§ Problem details
A full, exact copy of the records below is the required answer.
───── Listed entries ─────
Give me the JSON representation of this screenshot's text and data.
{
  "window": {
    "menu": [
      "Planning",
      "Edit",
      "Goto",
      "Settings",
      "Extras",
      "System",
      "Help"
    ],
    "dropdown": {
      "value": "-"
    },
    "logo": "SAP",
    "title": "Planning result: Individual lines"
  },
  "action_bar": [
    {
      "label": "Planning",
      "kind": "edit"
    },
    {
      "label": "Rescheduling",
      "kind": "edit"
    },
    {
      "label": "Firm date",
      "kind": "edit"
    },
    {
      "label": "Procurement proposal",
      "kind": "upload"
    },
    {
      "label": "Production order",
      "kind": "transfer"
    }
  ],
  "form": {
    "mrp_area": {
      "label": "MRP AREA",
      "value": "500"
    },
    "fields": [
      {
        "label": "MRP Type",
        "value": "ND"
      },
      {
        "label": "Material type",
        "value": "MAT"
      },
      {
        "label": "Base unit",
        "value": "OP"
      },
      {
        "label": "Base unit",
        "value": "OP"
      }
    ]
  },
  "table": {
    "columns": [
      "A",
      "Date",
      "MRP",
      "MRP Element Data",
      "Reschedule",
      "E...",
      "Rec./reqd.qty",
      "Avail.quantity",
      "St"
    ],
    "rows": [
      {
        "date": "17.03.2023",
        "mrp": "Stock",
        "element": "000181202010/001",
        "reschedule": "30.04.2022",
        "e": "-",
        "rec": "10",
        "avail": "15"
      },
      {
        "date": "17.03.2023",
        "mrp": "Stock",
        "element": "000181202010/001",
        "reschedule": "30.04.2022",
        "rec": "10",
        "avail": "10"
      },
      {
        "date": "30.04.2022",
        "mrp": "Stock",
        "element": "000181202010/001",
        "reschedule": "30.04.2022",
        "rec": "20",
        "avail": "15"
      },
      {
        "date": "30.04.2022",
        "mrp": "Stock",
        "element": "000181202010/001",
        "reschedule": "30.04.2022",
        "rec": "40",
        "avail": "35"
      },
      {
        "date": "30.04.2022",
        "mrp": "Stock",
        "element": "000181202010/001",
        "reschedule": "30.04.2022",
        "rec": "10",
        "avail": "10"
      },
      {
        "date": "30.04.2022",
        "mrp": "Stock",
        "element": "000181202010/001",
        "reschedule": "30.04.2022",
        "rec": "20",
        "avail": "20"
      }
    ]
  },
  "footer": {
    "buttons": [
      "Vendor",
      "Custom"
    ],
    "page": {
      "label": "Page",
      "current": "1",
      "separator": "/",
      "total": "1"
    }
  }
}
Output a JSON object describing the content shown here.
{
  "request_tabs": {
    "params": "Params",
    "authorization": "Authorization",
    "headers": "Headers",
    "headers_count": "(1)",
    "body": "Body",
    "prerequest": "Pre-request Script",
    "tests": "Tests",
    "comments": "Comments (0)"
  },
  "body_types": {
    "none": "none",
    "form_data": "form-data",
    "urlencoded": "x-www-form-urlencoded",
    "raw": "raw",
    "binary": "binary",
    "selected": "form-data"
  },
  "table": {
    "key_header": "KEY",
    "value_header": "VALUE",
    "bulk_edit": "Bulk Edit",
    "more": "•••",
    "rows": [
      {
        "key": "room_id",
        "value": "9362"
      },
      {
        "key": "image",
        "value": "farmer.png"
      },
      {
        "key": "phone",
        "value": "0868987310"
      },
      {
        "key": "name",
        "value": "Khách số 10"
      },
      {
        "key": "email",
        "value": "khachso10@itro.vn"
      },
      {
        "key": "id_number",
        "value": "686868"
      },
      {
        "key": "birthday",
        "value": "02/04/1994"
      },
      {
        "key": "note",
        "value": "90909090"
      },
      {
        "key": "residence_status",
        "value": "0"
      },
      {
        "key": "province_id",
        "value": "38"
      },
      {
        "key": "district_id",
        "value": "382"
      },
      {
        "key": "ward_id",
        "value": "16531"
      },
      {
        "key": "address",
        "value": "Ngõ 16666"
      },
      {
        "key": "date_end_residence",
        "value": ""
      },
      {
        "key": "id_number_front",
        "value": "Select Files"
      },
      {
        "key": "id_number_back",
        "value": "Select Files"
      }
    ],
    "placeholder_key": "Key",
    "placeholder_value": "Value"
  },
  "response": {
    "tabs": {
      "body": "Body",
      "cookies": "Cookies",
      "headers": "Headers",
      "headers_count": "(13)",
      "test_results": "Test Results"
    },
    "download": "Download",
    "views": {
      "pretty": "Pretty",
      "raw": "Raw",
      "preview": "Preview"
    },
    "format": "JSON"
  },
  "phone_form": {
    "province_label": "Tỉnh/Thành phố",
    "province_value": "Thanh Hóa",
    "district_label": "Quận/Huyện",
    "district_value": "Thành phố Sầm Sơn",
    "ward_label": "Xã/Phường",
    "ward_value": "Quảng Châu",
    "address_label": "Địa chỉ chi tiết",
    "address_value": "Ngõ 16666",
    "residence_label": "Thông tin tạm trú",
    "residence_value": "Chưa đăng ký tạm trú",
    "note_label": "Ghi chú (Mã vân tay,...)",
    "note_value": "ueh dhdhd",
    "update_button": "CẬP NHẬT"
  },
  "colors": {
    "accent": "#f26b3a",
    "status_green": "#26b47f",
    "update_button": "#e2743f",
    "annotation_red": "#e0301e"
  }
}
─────
§ Answer section
Give me the JSON representation of this screenshot's text and data.
{
  "window": {
    "menu": [
      "Planning",
      "Edit",
      "Goto",
      "Settings",
      "Extras",
      "System",
      "Help"
    ],
    "dropdown": {
      "value": "-"
    },
    "logo": "SAP",
    "title": "Planning result: Individual lines"
  },
  "action_bar": [
    {
      "label": "Planning",
      "kind": "edit"
    },
    {
      "label": "Rescheduling",
      "kind": "edit"
    },
    {
      "label": "Firm date",
      "kind": "edit"
    },
    {
      "label": "Procurement proposal",
      "kind": "upload"
    },
    {
      "label": "Production order",
      "kind": "transfer"
    }
  ],
  "form": {
    "mrp_area": {
      "label": "MRP AREA",
      "value": "500"
    },
    "fields": [
      {
        "label": "MRP Type",
        "value": "ND"
      },
      {
        "label": "Material type",
        "value": "MAT"
      },
      {
        "label": "Base unit",
        "value": "OP"
      },
      {
        "label": "Base unit",
        "value": "OP"
      }
    ]
  },
  "table": {
    "columns": [
      "A",
      "Date",
      "MRP",
      "MRP Element Data",
      "Reschedule",
      "E...",
      "Rec./reqd.qty",
      "Avail.quantity",
      "St"
    ],
    "rows": [
      {
        "date": "17.03.2023",
        "mrp": "Stock",
        "element": "000181202010/001",
        "reschedule": "30.04.2022",
        "e": "-",
        "rec": "10",
        "avail": "15"
      },
      {
        "date": "17.03.2023",
        "mrp": "Stock",
        "element": "000181202010/001",
        "reschedule": "30.04.2022",
        "rec": "10",
        "avail": "10"
      },
      {
        "date": "30.04.2022",
        "mrp": "Stock",
        "element": "000181202010/001",
        "reschedule": "30.04.2022",
        "rec": "20",
        "avail": "15"
      },
      {
        "date": "30.04.2022",
        "mrp": "Stock",
        "element": "000181202010/001",
        "reschedule": "30.04.2022",
        "rec": "40",
        "avail": "35"
      },
      {
        "date": "30.04.2022",
        "mrp": "Stock",
        "element": "000181202010/001",
        "reschedule": "30.04.2022",
        "rec": "10",
        "avail": "10"
      },
      {
        "date": "30.04.2022",
        "mrp": "Stock",
        "element": "000181202010/001",
        "reschedule": "30.04.2022",
        "rec": "20",
        "avail": "20"
      }
    ]
  },
  "footer": {
    "buttons": [
      "Vendor",
      "Custom"
    ],
    "page": {
      "label": "Page",
      "current": "1",
      "separator": "/",
      "total": "1"
    }
  }
}
Output a JSON object describing the content shown here.
{
  "request_tabs": {
    "params": "Params",
    "authorization": "Authorization",
    "headers": "Headers",
    "headers_count": "(1)",
    "body": "Body",
    "prerequest": "Pre-request Script",
    "tests": "Tests",
    "comments": "Comments (0)"
  },
  "body_types": {
    "none": "none",
    "form_data": "form-data",
    "urlencoded": "x-www-form-urlencoded",
    "raw": "raw",
    "binary": "binary",
    "selected": "form-data"
  },
  "table": {
    "key_header": "KEY",
    "value_header": "VALUE",
    "bulk_edit": "Bulk Edit",
    "more": "•••",
    "rows": [
      {
        "key": "room_id",
        "value": "9362"
      },
      {
        "key": "image",
        "value": "farmer.png"
      },
      {
        "key": "phone",
        "value": "0868987310"
      },
      {
        "key": "name",
        "value": "Khách số 10"
      },
      {
        "key": "email",
        "value": "khachso10@itro.vn"
      },
      {
        "key": "id_number",
        "value": "686868"
      },
      {
        "key": "birthday",
        "value": "02/04/1994"
      },
      {
        "key": "note",
        "value": "90909090"
      },
      {
        "key": "residence_status",
        "value": "0"
      },
      {
        "key": "province_id",
        "value": "38"
      },
      {
        "key": "district_id",
        "value": "382"
      },
      {
        "key": "ward_id",
        "value": "16531"
      },
      {
        "key": "address",
        "value": "Ngõ 16666"
      },
      {
        "key": "date_end_residence",
        "value": ""
      },
      {
        "key": "id_number_front",
        "value": "Select Files"
      },
      {
        "key": "id_number_back",
        "value": "Select Files"
      }
    ],
    "placeholder_key": "Key",
    "placeholder_value": "Value"
  },
  "response": {
    "tabs": {
      "body": "Body",
      "cookies": "Cookies",
      "headers": "Headers",
      "headers_count": "(13)",
      "test_results": "Test Results"
    },
    "download": "Download",
    "views": {
      "pretty": "Pretty",
      "raw": "Raw",
      "preview": "Preview"
    },
    "format": "JSON"
  },
  "phone_form": {
    "province_label": "Tỉnh/Thành phố",
    "province_value": "Thanh Hóa",
    "district_label": "Quận/Huyện",
    "district_value": "Thành phố Sầm Sơn",
    "ward_label": "Xã/Phường",
    "ward_value": "Quảng Châu",
    "address_label": "Địa chỉ chi tiết",
    "address_value": "Ngõ 16666",
    "residence_label": "Thông tin tạm trú",
    "residence_value": "Chưa đăng ký tạm trú",
    "note_label": "Ghi chú (Mã vân tay,...)",
    "note_value": "ueh dhdhd",
    "update_button": "CẬP NHẬT"
  },
  "colors": {
    "accent": "#f26b3a",
    "status_green": "#26b47f",
    "update_button": "#e2743f",
    "annotation_red": "#e0301e"
  }
}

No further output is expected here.